The top plaque shows the coat of arms of the De Cranesley family from the medieval period showing three cranes divided by a vertical chevron. Contemporary glass is to be found in Cransley church showing this emblem. This coat of arms gives rise to the name of our public house “The Three Cranes”.
This plaque depicts Cransley Reservoir which was constructed in the 1880’s to provide water for Kettering and Cransley furnaces. It is now privately owned and used by Cransley sailing club covering approximately 75 acres.
This plaque depicts agricultural produce particularly wheat and oats which have been grown in the village for centuries. It also represents all forms of agriculture which is the main use of the land in our parish.
This plaque depicts Saint Andrews church in Church Lane which was mainly constructed some 800 years ago. It is a treasure house of village history and has many interesting memorials and stained glass windows including the world famous American window which was given to the United Kingdom by the United States Of America in 1944 to commemorate the important collaboration between our two nations to defeat Nazi Germany. Many American Servicemen attended our church during the war as there were many American Airfields close by. The then vicar the Revd. Greville Cooke used to broadcast on BBC Radio from “somewhere in England” church services to the troops and our country. It depicts important scenes of the war including the famous meeting between Churchhill and Roosvelt at the Yalta conference were Churchhill is smoking his famous cigar. This is supposed to be the only stained glass window in the world depicting a man smoking.

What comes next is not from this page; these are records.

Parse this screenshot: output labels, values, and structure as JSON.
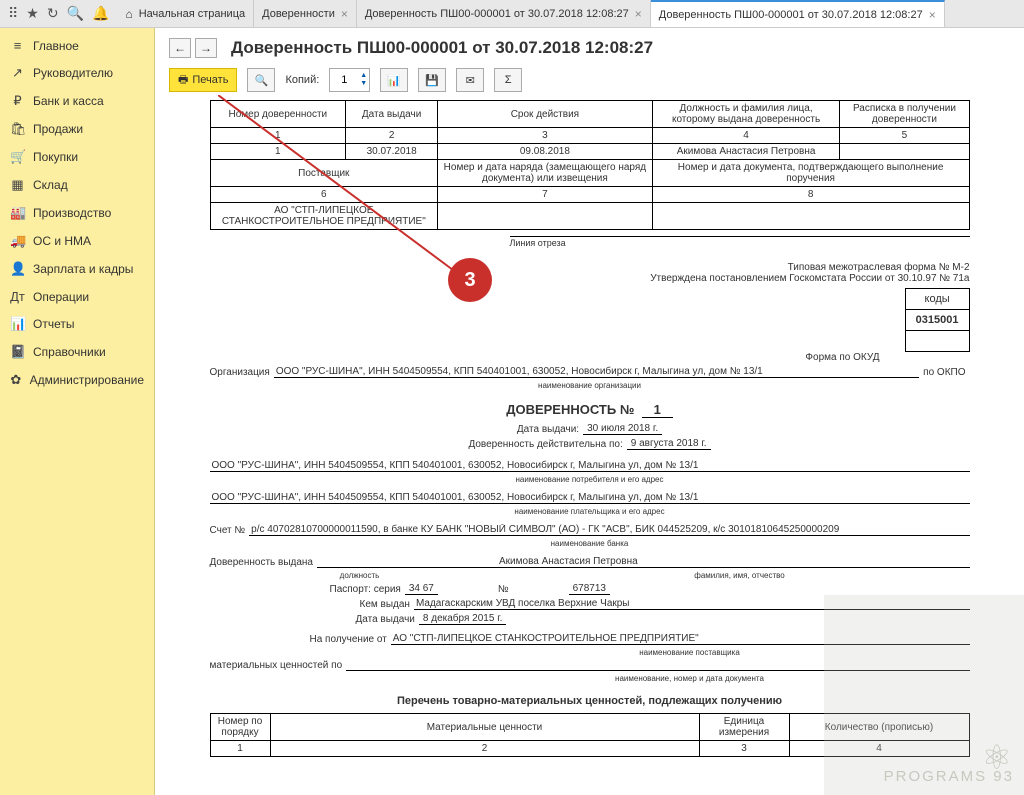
{
  "topbar_icons": [
    "apps",
    "star",
    "cube",
    "search",
    "bell"
  ],
  "tabs": [
    {
      "label": "Начальная страница",
      "home": true
    },
    {
      "label": "Доверенности",
      "closable": true
    },
    {
      "label": "Доверенность ПШ00-000001 от 30.07.2018 12:08:27",
      "closable": true
    },
    {
      "label": "Доверенность ПШ00-000001 от 30.07.2018 12:08:27",
      "closable": true,
      "active": true
    }
  ],
  "sidebar": [
    {
      "icon": "≡",
      "label": "Главное"
    },
    {
      "icon": "↗",
      "label": "Руководителю"
    },
    {
      "icon": "₽",
      "label": "Банк и касса"
    },
    {
      "icon": "🛍",
      "label": "Продажи"
    },
    {
      "icon": "🛒",
      "label": "Покупки"
    },
    {
      "icon": "▦",
      "label": "Склад"
    },
    {
      "icon": "🏭",
      "label": "Производство"
    },
    {
      "icon": "🚚",
      "label": "ОС и НМА"
    },
    {
      "icon": "👤",
      "label": "Зарплата и кадры"
    },
    {
      "icon": "Дт",
      "label": "Операции"
    },
    {
      "icon": "📊",
      "label": "Отчеты"
    },
    {
      "icon": "📓",
      "label": "Справочники"
    },
    {
      "icon": "✿",
      "label": "Администрирование"
    }
  ],
  "title": "Доверенность ПШ00-000001 от 30.07.2018 12:08:27",
  "toolbar": {
    "print": "Печать",
    "copies": "Копий:",
    "copies_val": "1"
  },
  "table1": {
    "h": [
      "Номер доверенности",
      "Дата выдачи",
      "Срок действия",
      "Должность и фамилия лица, которому выдана доверенность",
      "Расписка в получении доверенности"
    ],
    "n": [
      "1",
      "2",
      "3",
      "4",
      "5"
    ],
    "r": [
      "1",
      "30.07.2018",
      "09.08.2018",
      "Акимова Анастасия Петровна",
      ""
    ],
    "h2": [
      "Поставщик",
      "Номер и дата наряда (замещающего наряд документа) или извещения",
      "Номер и дата документа, подтверждающего выполнение поручения"
    ],
    "n2": [
      "6",
      "7",
      "8"
    ],
    "r2": [
      "АО \"СТП-ЛИПЕЦКОЕ СТАНКОСТРОИТЕЛЬНОЕ ПРЕДПРИЯТИЕ\"",
      "",
      ""
    ]
  },
  "cut": "Линия отреза",
  "meta1": "Типовая межотраслевая форма № М-2",
  "meta2": "Утверждена постановлением Госкомстата России от 30.10.97 № 71а",
  "codes": {
    "hdr": "коды",
    "okud_lbl": "Форма по ОКУД",
    "okud": "0315001",
    "okpo_lbl": "по ОКПО"
  },
  "org_lbl": "Организация",
  "org_val": "ООО \"РУС-ШИНА\", ИНН 5404509554, КПП 540401001, 630052, Новосибирск г, Малыгина ул, дом № 13/1",
  "org_sub": "наименование организации",
  "dov_hdr": "ДОВЕРЕННОСТЬ №",
  "dov_no": "1",
  "date_lbl": "Дата выдачи:",
  "date_val": "30 июля 2018 г.",
  "valid_lbl": "Доверенность действительна по:",
  "valid_val": "9 августа 2018 г.",
  "consumer": "ООО \"РУС-ШИНА\", ИНН 5404509554, КПП 540401001, 630052, Новосибирск г, Малыгина ул, дом № 13/1",
  "consumer_sub": "наименование потребителя и его адрес",
  "payer": "ООО \"РУС-ШИНА\", ИНН 5404509554, КПП 540401001, 630052, Новосибирск г, Малыгина ул, дом № 13/1",
  "payer_sub": "наименование плательщика и его адрес",
  "acct_lbl": "Счет №",
  "acct": "р/с 40702810700000011590, в банке КУ БАНК \"НОВЫЙ СИМВОЛ\" (АО) - ГК \"АСВ\", БИК 044525209, к/с 30101810645250000209",
  "bank_sub": "наименование банка",
  "issued_lbl": "Доверенность выдана",
  "issued_pos_sub": "должность",
  "issued_name": "Акимова Анастасия Петровна",
  "issued_name_sub": "фамилия, имя, отчество",
  "pass_lbl": "Паспорт: серия",
  "pass_s": "34 67",
  "pass_no_lbl": "№",
  "pass_no": "678713",
  "pass_by_lbl": "Кем выдан",
  "pass_by": "Мадагаскарским УВД поселка Верхние Чакры",
  "pass_date_lbl": "Дата выдачи",
  "pass_date": "8 декабря 2015 г.",
  "recv_lbl": "На получение от",
  "recv": "АО \"СТП-ЛИПЕЦКОЕ СТАНКОСТРОИТЕЛЬНОЕ ПРЕДПРИЯТИЕ\"",
  "recv_sub": "наименование поставщика",
  "mat_lbl": "материальных ценностей по",
  "mat_sub": "наименование, номер и дата документа",
  "list_hdr": "Перечень товарно-материальных ценностей, подлежащих получению",
  "table2": {
    "h": [
      "Номер по порядку",
      "Материальные ценности",
      "Единица измерения",
      "Количество (прописью)"
    ],
    "n": [
      "1",
      "2",
      "3",
      "4"
    ]
  },
  "callout": "3",
  "brand": "PROGRAMS 93"
}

This plaque depicts the woodland and wild flowers of our parish. Cransley wood is an ancient woodland area formally part of Rockingham forest. The wild flowers are bluebells which denote England’s wild woods. The tree is an oak tree as Cransley was once renowned for the quality of its oaks which were much sought after in the 18th century. All the old woodland trees were felled during the 1939 – 1945 war as part of the national need for timber. In the middle of Cransley wood is a feature marked on early maps as “tumulus” or mound and it is thought it may be the site of a early defensive building.
This plaque depicts Cransley furnaces which were built in the 1890’s to remove iron from the locally mined iron ore. This new local industry saved the Cransley estate from bankruptcy as it had been on the market since 1884 and was not sold until 1903 when the iron revenues began to flow. The furnaces closed in the early 1960’s and became the main depot for the destruction of steam trains after the Beeching cuts. The site is now known as Cransley Park and await to see what is to be constructed on the site.